He said the MPs' bill would "hand control" of Brexit negotiations to the EU and bring "more dither, more delay, more confusion".
Labour's Jeremy Corbyn told him the anti-no deal law had to pass before an election was held. The support of two-thirds of MPs would be needed to allow a general election to take place.
The vote comes as hundreds of people protested in Cardiff on Tuesday evening against the planned prorogation of Parliament.
Mark Drakeford tweeted that the proposed legislation will prevent the prospect of a "destructive" no-deal Brexit.
But Brexiteer Conservative MP for Monmouth, David Davies, said the matter will not be sorted in Parliament but at the ballot box.
"No one wants to force an election on people but that's the way it's going to be resolved", he said.
Aberconwy MP Guto Bebb was the only Welsh Conservative to rebel against ministers.

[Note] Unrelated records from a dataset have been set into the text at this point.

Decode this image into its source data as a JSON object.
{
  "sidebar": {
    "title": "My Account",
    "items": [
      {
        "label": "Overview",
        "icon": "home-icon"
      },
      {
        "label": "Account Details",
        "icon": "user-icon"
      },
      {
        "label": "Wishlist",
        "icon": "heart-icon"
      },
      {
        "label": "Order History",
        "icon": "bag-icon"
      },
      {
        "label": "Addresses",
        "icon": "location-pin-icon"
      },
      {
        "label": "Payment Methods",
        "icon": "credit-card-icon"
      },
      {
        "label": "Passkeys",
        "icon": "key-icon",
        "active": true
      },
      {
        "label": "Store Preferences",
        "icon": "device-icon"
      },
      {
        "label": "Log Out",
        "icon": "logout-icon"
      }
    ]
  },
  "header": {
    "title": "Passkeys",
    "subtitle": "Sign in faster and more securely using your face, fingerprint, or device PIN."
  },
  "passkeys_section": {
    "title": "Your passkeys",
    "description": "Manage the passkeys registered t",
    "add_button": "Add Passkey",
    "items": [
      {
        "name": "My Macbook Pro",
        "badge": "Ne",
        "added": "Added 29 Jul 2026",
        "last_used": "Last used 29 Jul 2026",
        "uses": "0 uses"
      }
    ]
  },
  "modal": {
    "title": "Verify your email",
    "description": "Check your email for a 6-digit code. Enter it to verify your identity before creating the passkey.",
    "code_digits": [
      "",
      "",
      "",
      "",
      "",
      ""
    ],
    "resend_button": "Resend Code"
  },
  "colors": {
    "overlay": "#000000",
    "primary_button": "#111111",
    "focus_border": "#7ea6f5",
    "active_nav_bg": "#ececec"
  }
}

Downing Street said all 21 Tory MPs who voted against the government would have the whip removed, effectively expelling them from the parliamentary party and meaning they could not stand as Conservative candidates in the election.

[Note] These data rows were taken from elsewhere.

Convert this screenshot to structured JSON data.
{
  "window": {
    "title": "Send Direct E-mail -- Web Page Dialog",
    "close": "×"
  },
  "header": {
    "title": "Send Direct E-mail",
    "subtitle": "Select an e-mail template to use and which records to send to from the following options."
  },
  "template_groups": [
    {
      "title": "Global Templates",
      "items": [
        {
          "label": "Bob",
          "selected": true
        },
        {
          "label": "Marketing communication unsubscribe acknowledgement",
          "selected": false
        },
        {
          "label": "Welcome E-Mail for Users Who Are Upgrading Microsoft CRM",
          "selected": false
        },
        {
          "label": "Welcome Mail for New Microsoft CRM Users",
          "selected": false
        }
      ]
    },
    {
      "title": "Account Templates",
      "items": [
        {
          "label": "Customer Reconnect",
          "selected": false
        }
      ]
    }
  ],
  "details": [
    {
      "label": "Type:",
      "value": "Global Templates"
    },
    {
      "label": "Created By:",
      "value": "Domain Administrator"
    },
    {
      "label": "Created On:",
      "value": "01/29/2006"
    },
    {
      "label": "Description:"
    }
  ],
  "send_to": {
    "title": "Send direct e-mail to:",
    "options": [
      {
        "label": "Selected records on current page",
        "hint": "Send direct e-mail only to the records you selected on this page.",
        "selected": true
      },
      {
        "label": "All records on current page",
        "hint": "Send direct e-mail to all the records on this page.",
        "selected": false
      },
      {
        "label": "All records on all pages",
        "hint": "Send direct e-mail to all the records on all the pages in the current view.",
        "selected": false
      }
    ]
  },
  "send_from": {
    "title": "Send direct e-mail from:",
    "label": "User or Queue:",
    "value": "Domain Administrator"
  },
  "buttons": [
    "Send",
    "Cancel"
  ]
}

Mr Bebb, who is not planning to stand in the poll, told the BBC a "lack of trust" in the prime minister was the reason why many rebelled against the government.
"None of it would have happened if No 10 and the PM hadn't mishandled the issue since the decision for proroguing parliament," he said.
Conservative Montgomeryshire MP Glyn Davies told BBC Wales events leading to his colleagues being expelled were a shock to his system and to the Tory party.
"It's very ugly. But politics is ugly. Politics isn't tiddlywinks."
Labour Aberavon MP Stephen Kinnock congratulated the Conservative rebels for "standing up for their principles".
"I think this is what happens when people are bullied and intimidated - they push back. It was a good day for democracy yesterday."
Plaid Cymru's Westminster leader, Liz Saville Roberts, argued no-one in the 2016 referendum "voted for fewer jobs, lower wages and food shortages".
"No deal is simply not an option," she said.
Labour Cardiff North MP Anna McMorrin claimed the prime minister was a "national embarrassment who's fibs and bluster have been called out".
Newly-elected Lib Dem Brecon and Radnorshire MP Jane Dodds, who attended Parliament for the first time on Tuesday, said the vote was "an important step towards preventing a catastrophic no-deal scenario, which government analysis has repeatedly shown would be deeply damaging to our jobs, our economy, and our NHS".
Former Welsh Conservative assembly leader Andrew RT Davies tweeted the vote "now allows MPs to introduce a bill to delay Brexit which once again betrays democracy".
He said it also renders a planned debate in the Welsh Assembly on Thursday, called by the Welsh Government to oppose the proroguing of Parliament, "obsolete and pointless".
Mr Kinnock has backed a plan to bring Theresa May's withdrawal agreement, with changes proposed with Labour that did not come to fruition, back to the Commons.
Labour AM Alun Davies, who supports a further referendum on EU membership, called the amendment to the anti-no deal law from 17 Labour MPs "bonkers".
MPs will now vote on the Brexit delay bill. If it passes, the vote on whether to hold an election will follow.
But it looks unlikely the required two thirds of MPs will back the move for an election, given Labour's opposition.
Labour Ynys Mon MP Albert Owen, who also wants another EU referendum, said he will not be voting for an October election.
"I don't think it will resolve things. What I think we need is an extension [to the Brexit date]. What the people want is for us to resolve this matter."